(Dataset excerpts begins)

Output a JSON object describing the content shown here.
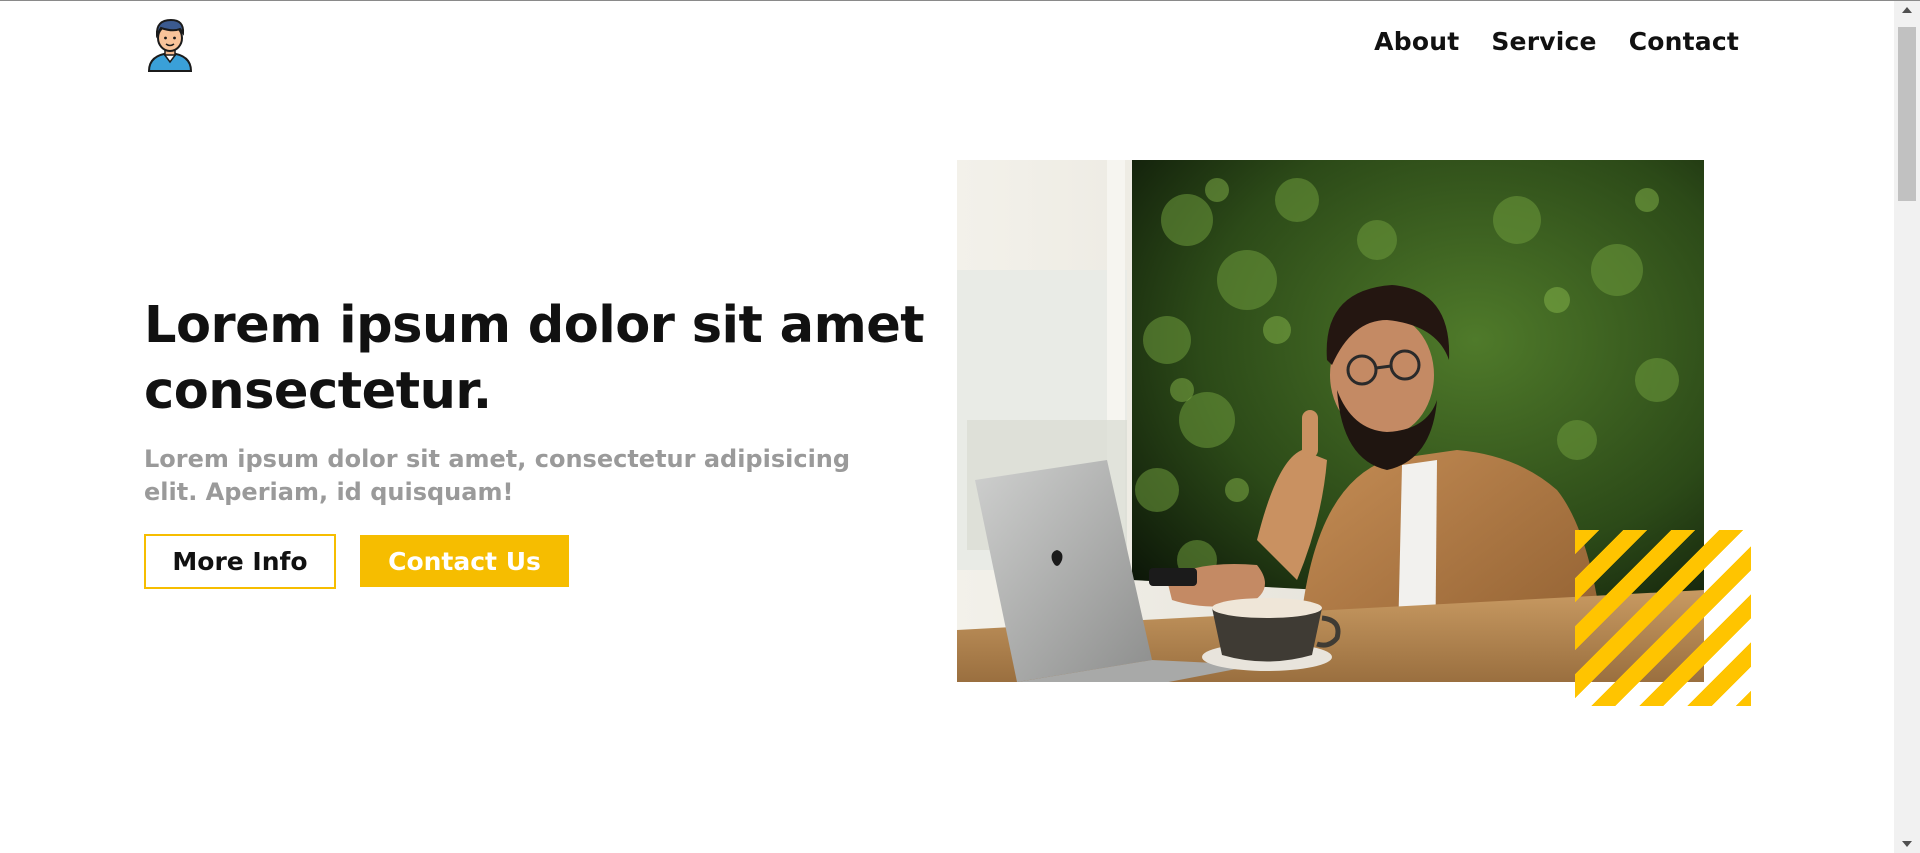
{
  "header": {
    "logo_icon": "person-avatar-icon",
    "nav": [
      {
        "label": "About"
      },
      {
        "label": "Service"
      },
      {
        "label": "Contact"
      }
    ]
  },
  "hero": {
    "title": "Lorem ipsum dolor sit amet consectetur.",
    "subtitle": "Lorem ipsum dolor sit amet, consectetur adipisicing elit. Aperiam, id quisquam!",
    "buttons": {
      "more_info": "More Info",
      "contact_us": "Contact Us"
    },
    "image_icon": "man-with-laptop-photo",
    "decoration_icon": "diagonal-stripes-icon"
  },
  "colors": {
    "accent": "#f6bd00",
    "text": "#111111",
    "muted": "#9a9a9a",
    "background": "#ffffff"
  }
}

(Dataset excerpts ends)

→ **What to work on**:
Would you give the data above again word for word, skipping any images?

→ **Response box**:
Output a JSON object describing the content shown here.
{
  "header": {
    "logo_icon": "person-avatar-icon",
    "nav": [
      {
        "label": "About"
      },
      {
        "label": "Service"
      },
      {
        "label": "Contact"
      }
    ]
  },
  "hero": {
    "title": "Lorem ipsum dolor sit amet consectetur.",
    "subtitle": "Lorem ipsum dolor sit amet, consectetur adipisicing elit. Aperiam, id quisquam!",
    "buttons": {
      "more_info": "More Info",
      "contact_us": "Contact Us"
    },
    "image_icon": "man-with-laptop-photo",
    "decoration_icon": "diagonal-stripes-icon"
  },
  "colors": {
    "accent": "#f6bd00",
    "text": "#111111",
    "muted": "#9a9a9a",
    "background": "#ffffff"
  }
}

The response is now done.